Lines from the one holding "Parse this screenshot: output" through the end of the entries, inclusive, form the whole output; reproduce them exactly and omit pictures.

Dataset entries:
--- START ---

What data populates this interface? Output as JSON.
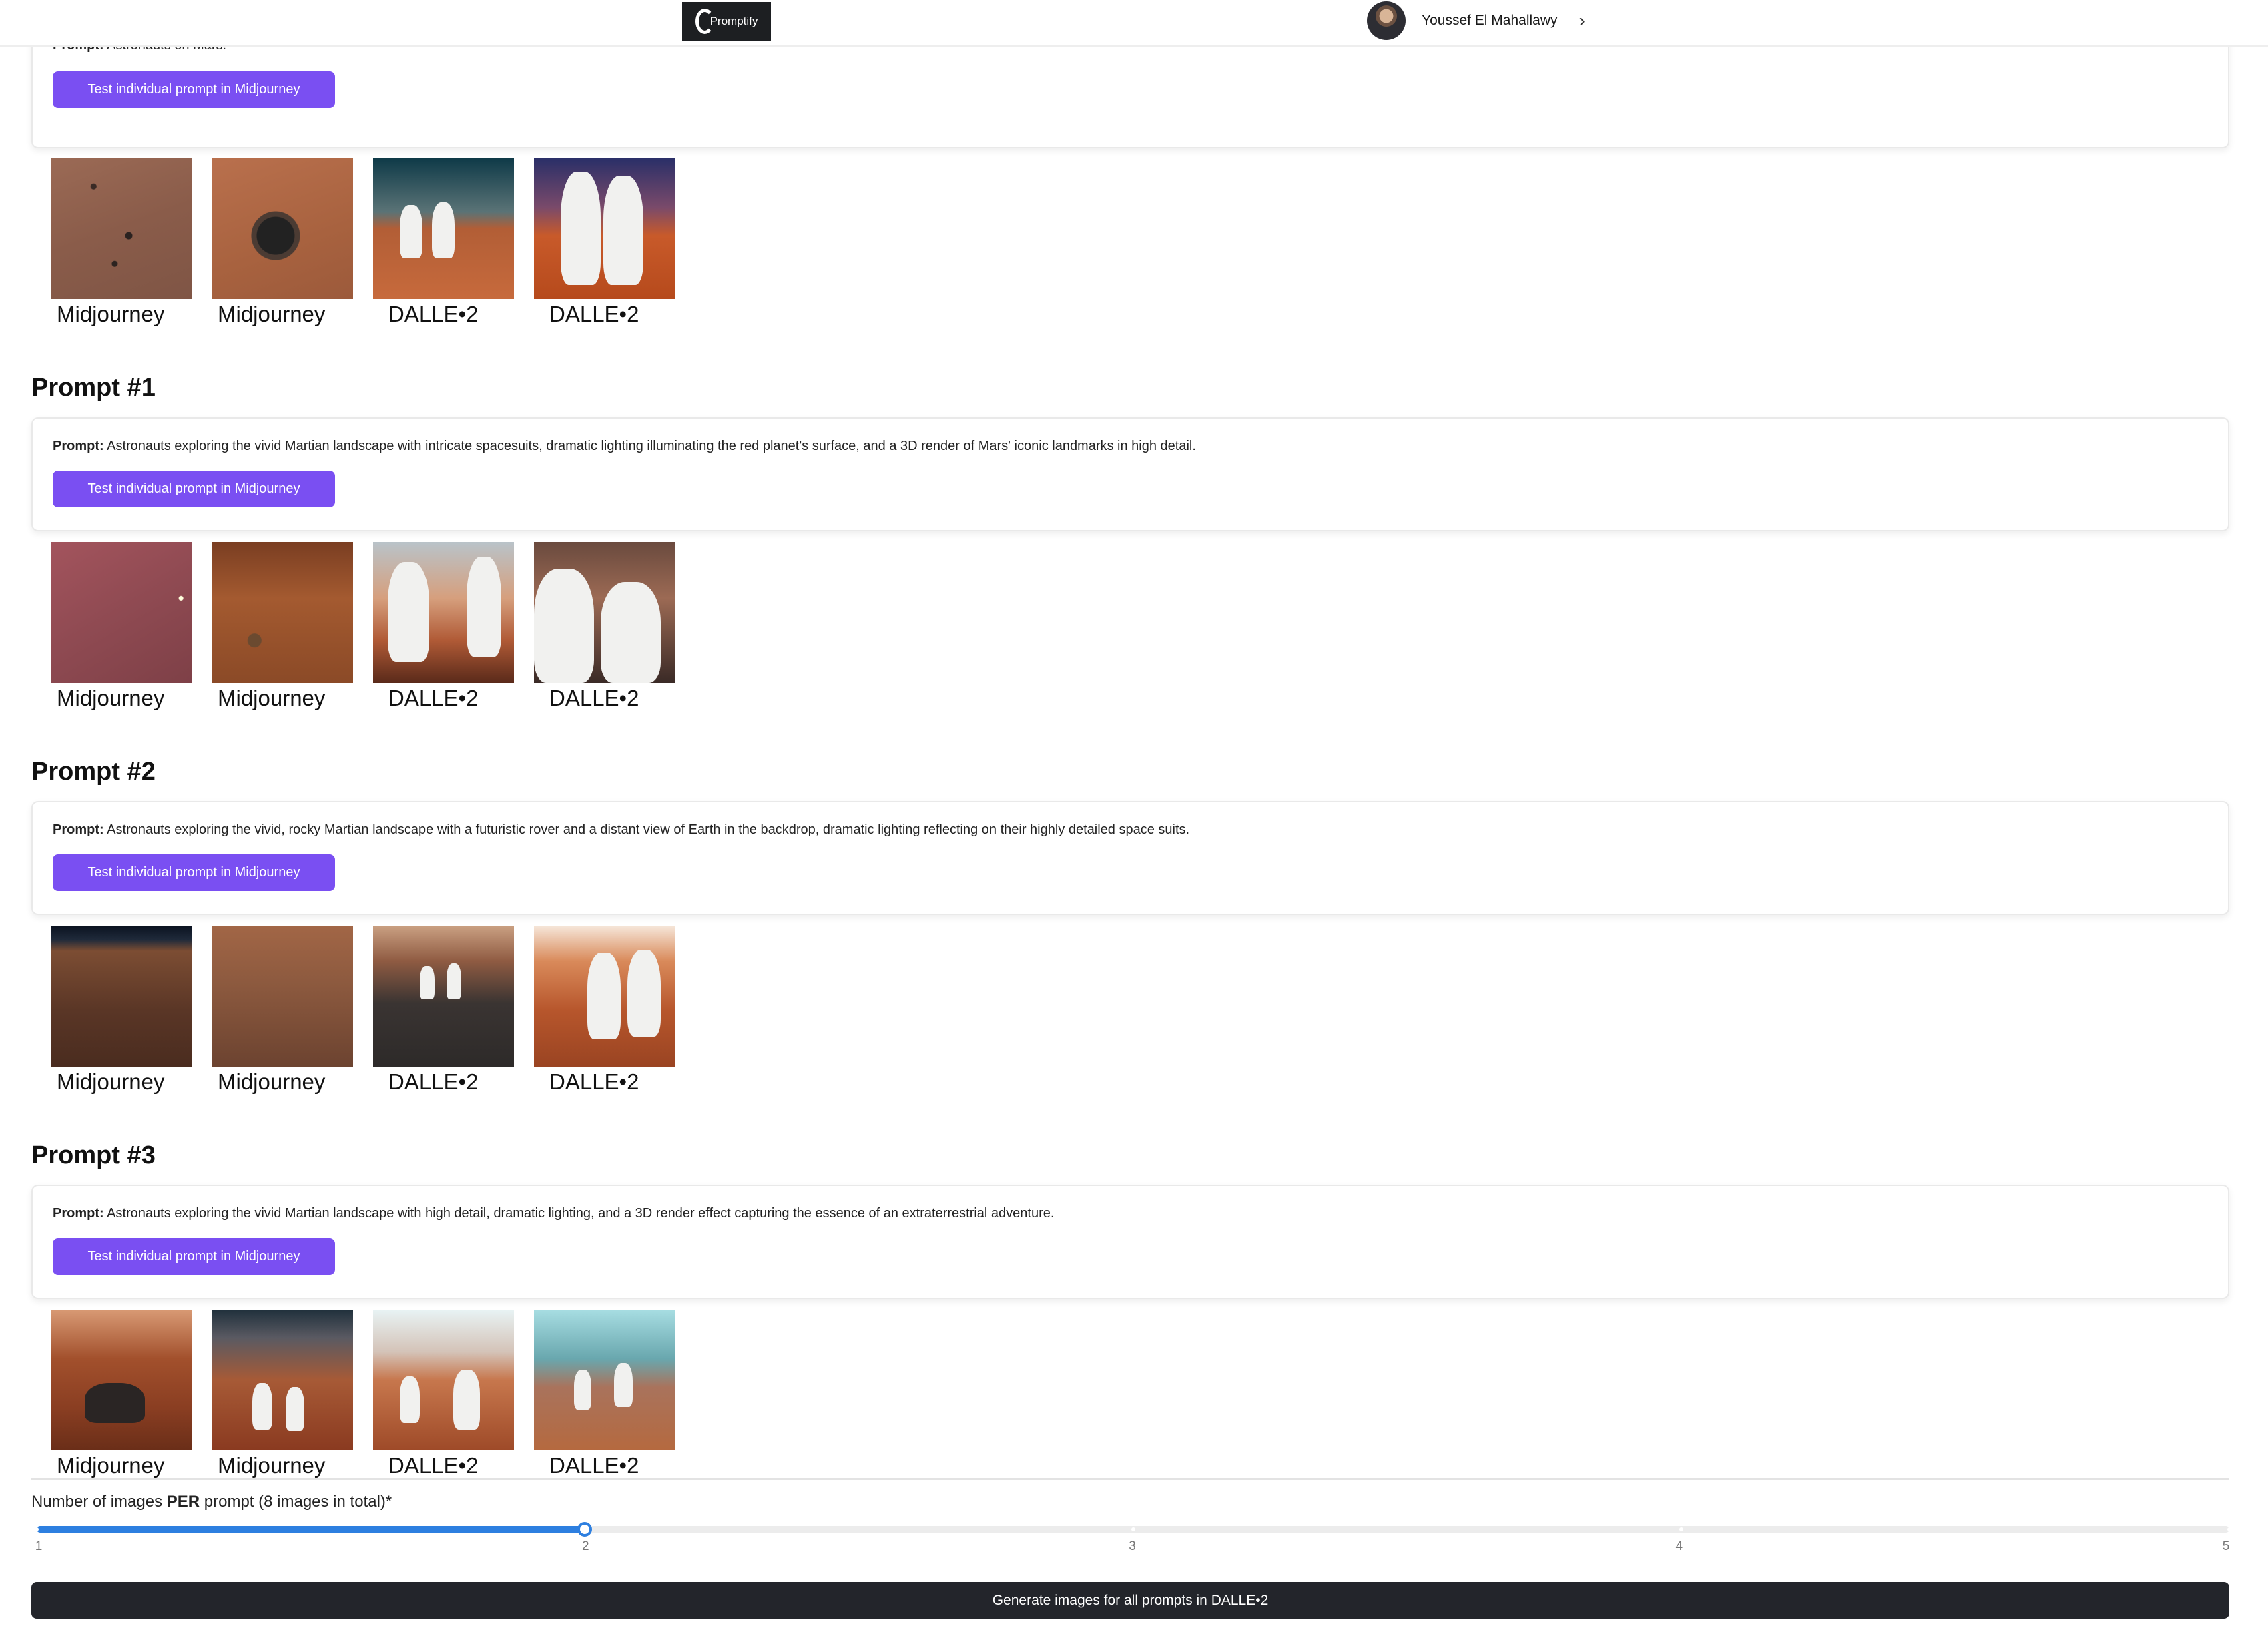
{
  "header": {
    "logo_text": "Promptify",
    "user_name": "Youssef El Mahallawy",
    "chevron": "›"
  },
  "prompt_label": "Prompt:",
  "test_button_label": "Test individual prompt in Midjourney",
  "sections": [
    {
      "heading": "",
      "prompt": "Astronauts on Mars.",
      "captions": [
        "Midjourney",
        "Midjourney",
        "DALLE•2",
        "DALLE•2"
      ]
    },
    {
      "heading": "Prompt #1",
      "prompt": "Astronauts exploring the vivid Martian landscape with intricate spacesuits, dramatic lighting illuminating the red planet's surface, and a 3D render of Mars' iconic landmarks in high detail.",
      "captions": [
        "Midjourney",
        "Midjourney",
        "DALLE•2",
        "DALLE•2"
      ]
    },
    {
      "heading": "Prompt #2",
      "prompt": "Astronauts exploring the vivid, rocky Martian landscape with a futuristic rover and a distant view of Earth in the backdrop, dramatic lighting reflecting on their highly detailed space suits.",
      "captions": [
        "Midjourney",
        "Midjourney",
        "DALLE•2",
        "DALLE•2"
      ]
    },
    {
      "heading": "Prompt #3",
      "prompt": "Astronauts exploring the vivid Martian landscape with high detail, dramatic lighting, and a 3D render effect capturing the essence of an extraterrestrial adventure.",
      "captions": [
        "Midjourney",
        "Midjourney",
        "DALLE•2",
        "DALLE•2"
      ]
    }
  ],
  "slider": {
    "label_pre": "Number of images ",
    "label_bold": "PER",
    "label_post": " prompt (8 images in total)*",
    "ticks": [
      "1",
      "2",
      "3",
      "4",
      "5"
    ],
    "min": 1,
    "max": 5,
    "value": 2,
    "accent_color": "#2d7fe0"
  },
  "generate_button_label": "Generate images for all prompts in DALLE•2",
  "colors": {
    "button_purple": "#7a4ff2",
    "button_dark": "#23252b"
  }
}
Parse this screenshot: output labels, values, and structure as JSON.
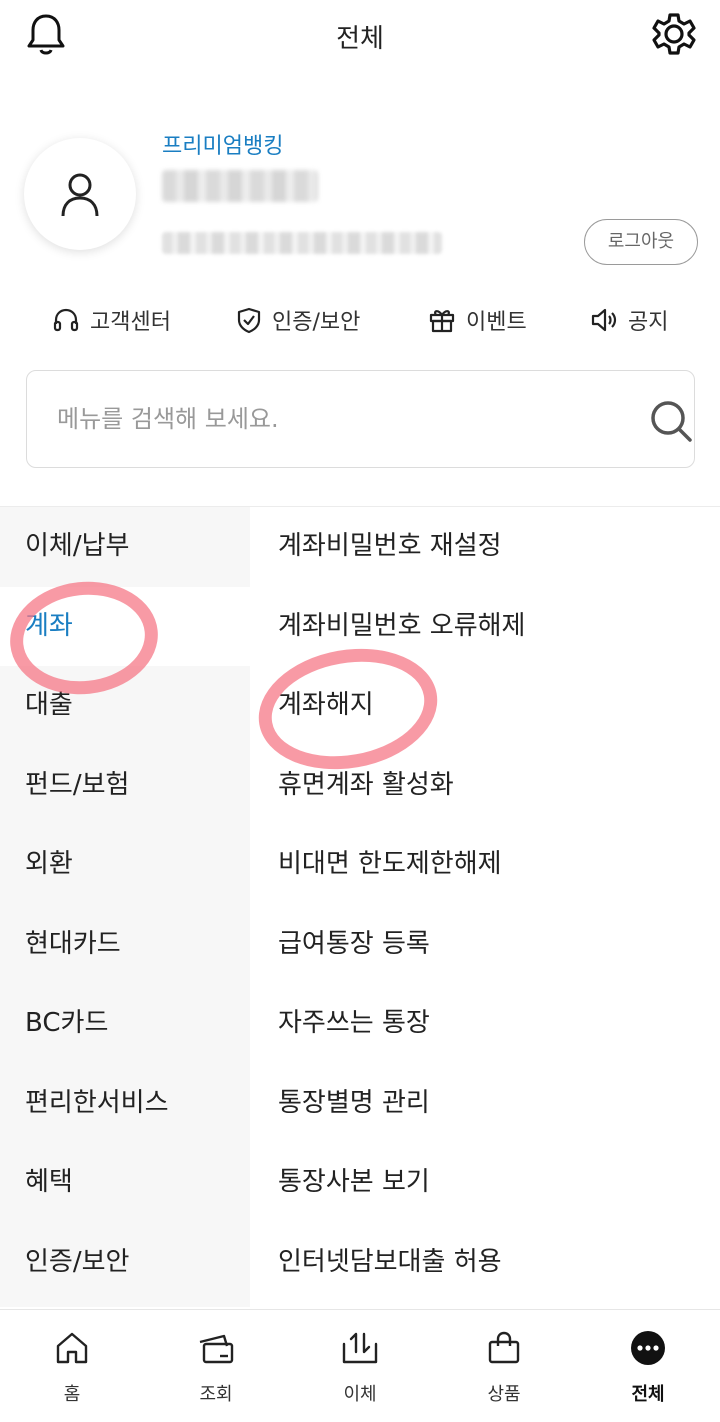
{
  "header": {
    "title": "전체",
    "left_icon": "bell-icon",
    "right_icon": "gear-icon"
  },
  "profile": {
    "premium_label": "프리미엄뱅킹",
    "logout_label": "로그아웃"
  },
  "quick_links": [
    {
      "label": "고객센터",
      "icon": "headset-icon"
    },
    {
      "label": "인증/보안",
      "icon": "shield-check-icon"
    },
    {
      "label": "이벤트",
      "icon": "gift-icon"
    },
    {
      "label": "공지",
      "icon": "speaker-icon"
    }
  ],
  "search": {
    "placeholder": "메뉴를 검색해 보세요."
  },
  "categories": [
    "이체/납부",
    "계좌",
    "대출",
    "펀드/보험",
    "외환",
    "현대카드",
    "BC카드",
    "편리한서비스",
    "혜택",
    "인증/보안"
  ],
  "active_category": "계좌",
  "submenu": [
    "계좌비밀번호 재설정",
    "계좌비밀번호 오류해제",
    "계좌해지",
    "휴면계좌 활성화",
    "비대면 한도제한해제",
    "급여통장 등록",
    "자주쓰는 통장",
    "통장별명 관리",
    "통장사본 보기",
    "인터넷담보대출 허용"
  ],
  "tabbar": [
    {
      "label": "홈",
      "icon": "home-icon"
    },
    {
      "label": "조회",
      "icon": "cards-icon"
    },
    {
      "label": "이체",
      "icon": "transfer-icon"
    },
    {
      "label": "상품",
      "icon": "shopping-bag-icon"
    },
    {
      "label": "전체",
      "icon": "more-icon"
    }
  ],
  "colors": {
    "accent": "#1a7ec2",
    "annotation": "#f5788a"
  }
}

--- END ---

§ **ANSWER TO THIS TASK**
Parse this screenshot: output labels, values, and structure as JSON.
{
  "header": {
    "title": "전체",
    "left_icon": "bell-icon",
    "right_icon": "gear-icon"
  },
  "profile": {
    "premium_label": "프리미엄뱅킹",
    "logout_label": "로그아웃"
  },
  "quick_links": [
    {
      "label": "고객센터",
      "icon": "headset-icon"
    },
    {
      "label": "인증/보안",
      "icon": "shield-check-icon"
    },
    {
      "label": "이벤트",
      "icon": "gift-icon"
    },
    {
      "label": "공지",
      "icon": "speaker-icon"
    }
  ],
  "search": {
    "placeholder": "메뉴를 검색해 보세요."
  },
  "categories": [
    "이체/납부",
    "계좌",
    "대출",
    "펀드/보험",
    "외환",
    "현대카드",
    "BC카드",
    "편리한서비스",
    "혜택",
    "인증/보안"
  ],
  "active_category": "계좌",
  "submenu": [
    "계좌비밀번호 재설정",
    "계좌비밀번호 오류해제",
    "계좌해지",
    "휴면계좌 활성화",
    "비대면 한도제한해제",
    "급여통장 등록",
    "자주쓰는 통장",
    "통장별명 관리",
    "통장사본 보기",
    "인터넷담보대출 허용"
  ],
  "tabbar": [
    {
      "label": "홈",
      "icon": "home-icon"
    },
    {
      "label": "조회",
      "icon": "cards-icon"
    },
    {
      "label": "이체",
      "icon": "transfer-icon"
    },
    {
      "label": "상품",
      "icon": "shopping-bag-icon"
    },
    {
      "label": "전체",
      "icon": "more-icon"
    }
  ],
  "colors": {
    "accent": "#1a7ec2",
    "annotation": "#f5788a"
  }
}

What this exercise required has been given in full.